- **WHAT YOU NEED TO DO**:
Repeat every entry exactly. Leave nothing out.

- **EXERCISE MATERIALS**:
____

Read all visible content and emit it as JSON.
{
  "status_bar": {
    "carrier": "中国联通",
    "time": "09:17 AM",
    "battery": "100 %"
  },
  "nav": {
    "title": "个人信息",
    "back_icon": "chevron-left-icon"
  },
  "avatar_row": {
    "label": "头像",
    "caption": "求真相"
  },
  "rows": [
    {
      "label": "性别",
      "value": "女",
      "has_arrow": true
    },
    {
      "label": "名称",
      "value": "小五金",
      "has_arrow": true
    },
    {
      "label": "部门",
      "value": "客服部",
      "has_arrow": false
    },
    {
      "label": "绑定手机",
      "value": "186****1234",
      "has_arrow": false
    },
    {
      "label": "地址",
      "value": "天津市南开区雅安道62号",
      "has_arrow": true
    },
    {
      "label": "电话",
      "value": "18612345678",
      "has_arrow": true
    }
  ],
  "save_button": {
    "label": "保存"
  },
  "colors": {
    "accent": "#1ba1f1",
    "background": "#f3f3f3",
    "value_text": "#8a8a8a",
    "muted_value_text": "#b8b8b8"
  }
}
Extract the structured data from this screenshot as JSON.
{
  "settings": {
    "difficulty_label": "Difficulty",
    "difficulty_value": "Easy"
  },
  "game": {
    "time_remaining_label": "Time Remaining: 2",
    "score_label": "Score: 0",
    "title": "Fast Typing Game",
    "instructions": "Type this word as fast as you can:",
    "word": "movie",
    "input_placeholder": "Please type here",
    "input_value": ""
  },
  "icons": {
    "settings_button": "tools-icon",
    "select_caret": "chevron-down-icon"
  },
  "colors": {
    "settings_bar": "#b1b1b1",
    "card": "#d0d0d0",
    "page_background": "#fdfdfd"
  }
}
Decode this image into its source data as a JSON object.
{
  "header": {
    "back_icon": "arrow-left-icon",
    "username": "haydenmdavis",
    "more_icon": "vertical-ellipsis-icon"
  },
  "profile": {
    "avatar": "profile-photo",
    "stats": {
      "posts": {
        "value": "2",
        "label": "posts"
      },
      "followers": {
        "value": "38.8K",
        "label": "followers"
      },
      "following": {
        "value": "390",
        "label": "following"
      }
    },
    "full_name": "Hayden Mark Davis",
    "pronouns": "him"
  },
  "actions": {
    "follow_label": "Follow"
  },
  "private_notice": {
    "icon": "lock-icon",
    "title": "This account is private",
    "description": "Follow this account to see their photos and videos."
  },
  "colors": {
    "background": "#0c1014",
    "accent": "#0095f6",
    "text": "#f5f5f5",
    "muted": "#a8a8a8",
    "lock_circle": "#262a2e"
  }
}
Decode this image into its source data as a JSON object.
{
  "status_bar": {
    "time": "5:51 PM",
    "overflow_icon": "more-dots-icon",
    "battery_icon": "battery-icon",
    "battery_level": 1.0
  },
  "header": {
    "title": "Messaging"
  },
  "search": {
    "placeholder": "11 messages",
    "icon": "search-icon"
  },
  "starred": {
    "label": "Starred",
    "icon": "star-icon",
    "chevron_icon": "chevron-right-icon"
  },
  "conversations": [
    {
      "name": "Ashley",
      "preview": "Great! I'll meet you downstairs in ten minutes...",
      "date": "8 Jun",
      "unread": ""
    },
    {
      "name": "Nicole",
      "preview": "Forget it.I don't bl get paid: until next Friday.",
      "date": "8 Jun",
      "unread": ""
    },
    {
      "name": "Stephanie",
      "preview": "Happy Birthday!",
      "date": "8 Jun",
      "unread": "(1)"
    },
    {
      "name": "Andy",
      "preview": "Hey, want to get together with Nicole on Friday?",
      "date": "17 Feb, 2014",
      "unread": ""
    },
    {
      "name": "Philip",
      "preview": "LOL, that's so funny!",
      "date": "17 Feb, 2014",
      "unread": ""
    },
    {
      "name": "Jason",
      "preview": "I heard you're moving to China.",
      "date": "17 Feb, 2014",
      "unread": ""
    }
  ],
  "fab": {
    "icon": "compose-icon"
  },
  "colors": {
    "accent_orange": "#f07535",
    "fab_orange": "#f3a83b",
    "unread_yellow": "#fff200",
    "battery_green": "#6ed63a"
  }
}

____

- **RESPONSE BOX**:
Read all visible content and emit it as JSON.
{
  "status_bar": {
    "carrier": "中国联通",
    "time": "09:17 AM",
    "battery": "100 %"
  },
  "nav": {
    "title": "个人信息",
    "back_icon": "chevron-left-icon"
  },
  "avatar_row": {
    "label": "头像",
    "caption": "求真相"
  },
  "rows": [
    {
      "label": "性别",
      "value": "女",
      "has_arrow": true
    },
    {
      "label": "名称",
      "value": "小五金",
      "has_arrow": true
    },
    {
      "label": "部门",
      "value": "客服部",
      "has_arrow": false
    },
    {
      "label": "绑定手机",
      "value": "186****1234",
      "has_arrow": false
    },
    {
      "label": "地址",
      "value": "天津市南开区雅安道62号",
      "has_arrow": true
    },
    {
      "label": "电话",
      "value": "18612345678",
      "has_arrow": true
    }
  ],
  "save_button": {
    "label": "保存"
  },
  "colors": {
    "accent": "#1ba1f1",
    "background": "#f3f3f3",
    "value_text": "#8a8a8a",
    "muted_value_text": "#b8b8b8"
  }
}
Extract the structured data from this screenshot as JSON.
{
  "settings": {
    "difficulty_label": "Difficulty",
    "difficulty_value": "Easy"
  },
  "game": {
    "time_remaining_label": "Time Remaining: 2",
    "score_label": "Score: 0",
    "title": "Fast Typing Game",
    "instructions": "Type this word as fast as you can:",
    "word": "movie",
    "input_placeholder": "Please type here",
    "input_value": ""
  },
  "icons": {
    "settings_button": "tools-icon",
    "select_caret": "chevron-down-icon"
  },
  "colors": {
    "settings_bar": "#b1b1b1",
    "card": "#d0d0d0",
    "page_background": "#fdfdfd"
  }
}
Decode this image into its source data as a JSON object.
{
  "header": {
    "back_icon": "arrow-left-icon",
    "username": "haydenmdavis",
    "more_icon": "vertical-ellipsis-icon"
  },
  "profile": {
    "avatar": "profile-photo",
    "stats": {
      "posts": {
        "value": "2",
        "label": "posts"
      },
      "followers": {
        "value": "38.8K",
        "label": "followers"
      },
      "following": {
        "value": "390",
        "label": "following"
      }
    },
    "full_name": "Hayden Mark Davis",
    "pronouns": "him"
  },
  "actions": {
    "follow_label": "Follow"
  },
  "private_notice": {
    "icon": "lock-icon",
    "title": "This account is private",
    "description": "Follow this account to see their photos and videos."
  },
  "colors": {
    "background": "#0c1014",
    "accent": "#0095f6",
    "text": "#f5f5f5",
    "muted": "#a8a8a8",
    "lock_circle": "#262a2e"
  }
}
Decode this image into its source data as a JSON object.
{
  "status_bar": {
    "time": "5:51 PM",
    "overflow_icon": "more-dots-icon",
    "battery_icon": "battery-icon",
    "battery_level": 1.0
  },
  "header": {
    "title": "Messaging"
  },
  "search": {
    "placeholder": "11 messages",
    "icon": "search-icon"
  },
  "starred": {
    "label": "Starred",
    "icon": "star-icon",
    "chevron_icon": "chevron-right-icon"
  },
  "conversations": [
    {
      "name": "Ashley",
      "preview": "Great! I'll meet you downstairs in ten minutes...",
      "date": "8 Jun",
      "unread": ""
    },
    {
      "name": "Nicole",
      "preview": "Forget it.I don't bl get paid: until next Friday.",
      "date": "8 Jun",
      "unread": ""
    },
    {
      "name": "Stephanie",
      "preview": "Happy Birthday!",
      "date": "8 Jun",
      "unread": "(1)"
    },
    {
      "name": "Andy",
      "preview": "Hey, want to get together with Nicole on Friday?",
      "date": "17 Feb, 2014",
      "unread": ""
    },
    {
      "name": "Philip",
      "preview": "LOL, that's so funny!",
      "date": "17 Feb, 2014",
      "unread": ""
    },
    {
      "name": "Jason",
      "preview": "I heard you're moving to China.",
      "date": "17 Feb, 2014",
      "unread": ""
    }
  ],
  "fab": {
    "icon": "compose-icon"
  },
  "colors": {
    "accent_orange": "#f07535",
    "fab_orange": "#f3a83b",
    "unread_yellow": "#fff200",
    "battery_green": "#6ed63a"
  }
}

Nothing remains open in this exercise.